LOS ANGELES -- Three-hundred-eleven days passed between games in which Los Angeles Dodgers right-hander Zack Grienke gave up four earned runs. That's 26 starts over 44 weeks and change, or 7,464 hours or 447,840 minutes or 26,870,400 seconds. By any unit of measure, it's an impressive run.
Sunday, the streak came to an end, not on a day when Grienke was batted around like a piñata, as can happen even to the best. (Clayton Kershaw gave up seven runs to the Arizona Diamondbacks a couple of weeks ago.) Grienke wasn't awful, giving up only five hits and walking two over six innings. He just couldn't solve Pittsburgh Pirates center fielder Andrew McCutchen. The reigning National League MVP kick-started a two-out rally in the first with a double, homered in the third, then doubled and scored in the sixth.
"[He] crushed some balls," Grienke said. "I guess I could have pitched better to him, but there was no one on base any of the times [he came to the plate]. He's patient, so you can't just throw balls and have him chase it, because he doesn't do that. He's a tough guy to pitch to."
Take away a couple of pitches, and it's a different game. The only other Pirates batter to earn a hit off Grienke was third baseman Pedro Alvarez. He had a pair, including a two-run single in the first inning aided by a defensive shift. What would have been a routine grounder to short put L.A. in an early hole. The Dodgers played the odds, and the odds didn't play nice.
"At that very point, I don't like [the shift] very much," manager Don Mattingly said.
Before the game, a swarm of bees invaded the bullpen. Grienke said after it didn't really impact his preparation, but still, bees!
It was that type of game in that type of season for the Dodgers, who have operated like a car driving through heavy fog, neither pulling over to the side of the road nor advancing at the preferred speed, unable to get all the pieces operating efficiently at the same time.
It's an annoying reality without solutions boiling down to anything but "Play better."
"You go into the season and your club has a nucleus and a core group of guys that you count on. You shuffle them around here or there, but you're still counting on that nucleus of your guys to do their thing. If everybody's doing that, we'll be fine. I think that's what you do," Mattingly said.
Sunday, there wasn't much else for Mattingly to do other than send his best players to the plate in a well-thought lineup, and hope they perform. Save Yasiel Puig, the nucleus failed.

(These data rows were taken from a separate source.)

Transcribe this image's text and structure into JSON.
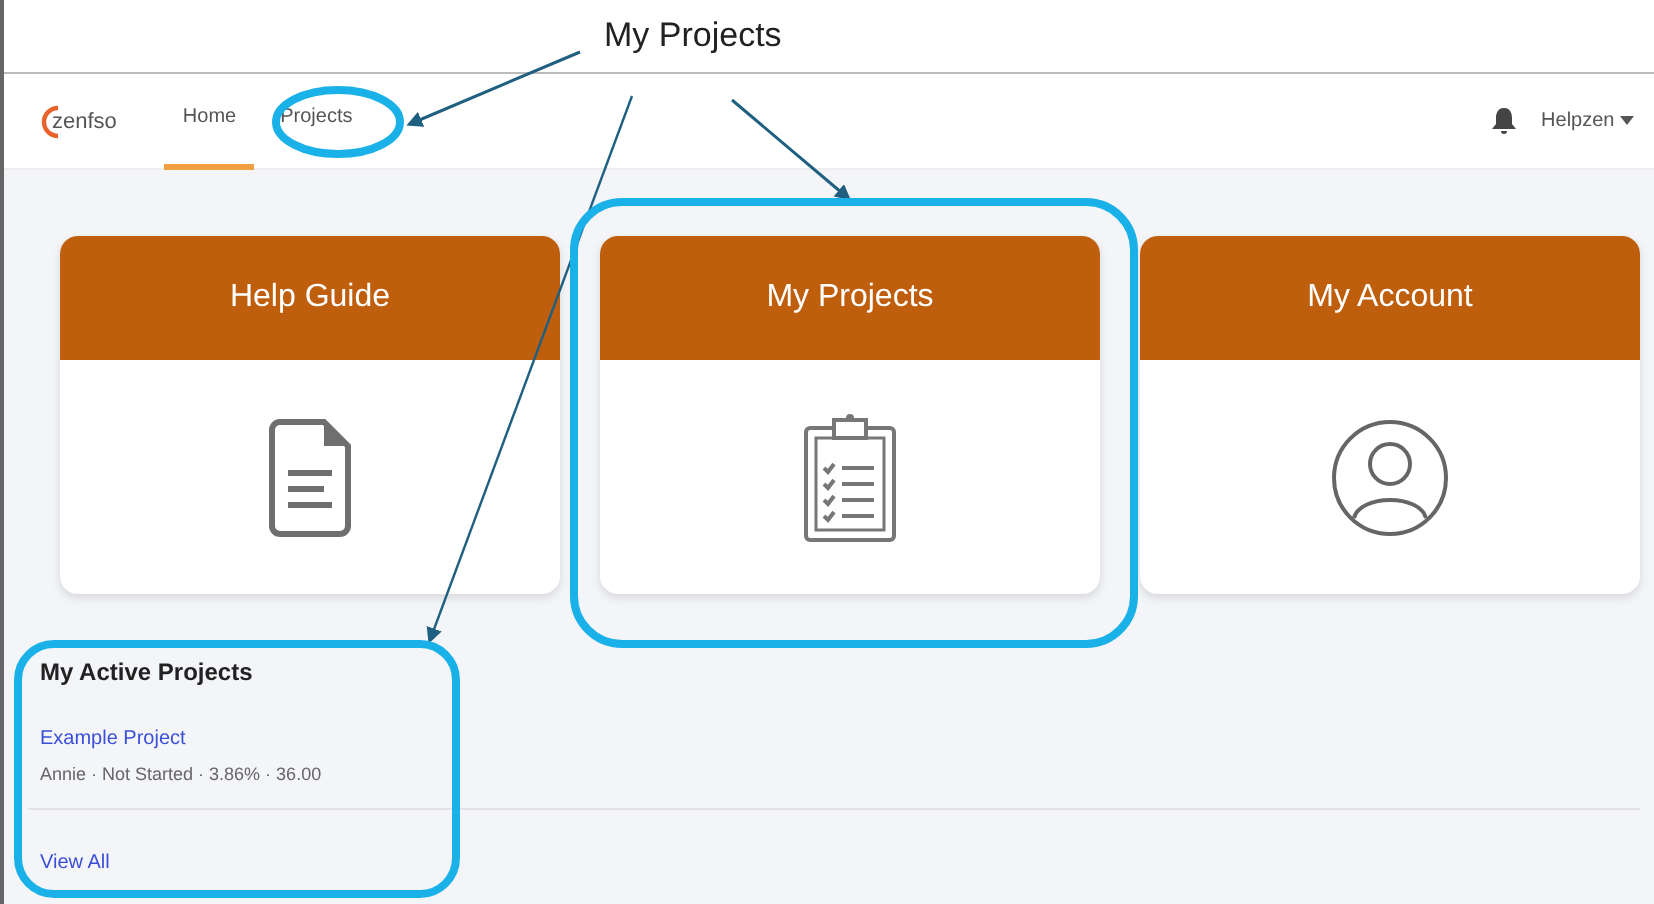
{
  "callout": {
    "text": "My Projects"
  },
  "nav": {
    "logo": "zenfso",
    "tabs": [
      {
        "label": "Home",
        "selected": true
      },
      {
        "label": "Projects",
        "selected": false
      }
    ],
    "user": "Helpzen"
  },
  "cards": [
    {
      "title": "Help Guide",
      "kind": "document"
    },
    {
      "title": "My Projects",
      "kind": "clipboard"
    },
    {
      "title": "My Account",
      "kind": "user"
    }
  ],
  "active_projects": {
    "title": "My Active Projects",
    "projects": [
      {
        "name": "Example Project",
        "meta": "Annie · Not Started · 3.86% · 36.00"
      }
    ],
    "view_all": "View All"
  }
}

"Those are the guys you count on, and those are the guys we have confidence in, and I do have confidence that we're going to get where we need to get to," Mattingly said.
It happens. Baseball is a game of failure. A marathon, not a sprint, and any number of other totally legitimate Zen-adjacent truisms. When and to what degree the manager should actively try to fix things is one of the game's enduring questions.
"You don't want to sit here and accept anything. You don't want panic," Mattingly said. "But you also want your team to play with a sense of urgency that every game counts and you can't just let a game get away. You have to let things go, but in the same sense it's got to bother you when you lose games and when you lose series, and you're not playing the way you're supposed to play. It's something that should bother you enough that you go to work."
They have too much quality pitching, he believes, to be anything but dangerous.
"When you've got that, you've got a chance to get on a roll," Mattingly said. "I just know we can rattle a bunch of games off. Not necessarily 42 out of 50, not that type of roll, but I know we're capable of just going out and winning series after series after series, because of this pitching."
But they haven't yet, and until the Dodgers figure out a way to escape the gravitational pull of .500, the questions aren't going to change. Mattingly still sees the requisite level of urgency in their collective preparation and effort. Asked if he has seen a lack of it, first baseman Adrian Gonzalez was blunt.
"Not on my behalf," he said.
How about with other guys?
"I can't speak for other people."
Is that a shot at teammates? Postgame irritation from a guy who struck out three times in four plate appearances, and has taken oh-fers in six of his past nine starts? Some combination of the two? Something else entirely?
Like everything else about the vexingly mediocre 2014 Dodgers, the answer is hard to pinpoint.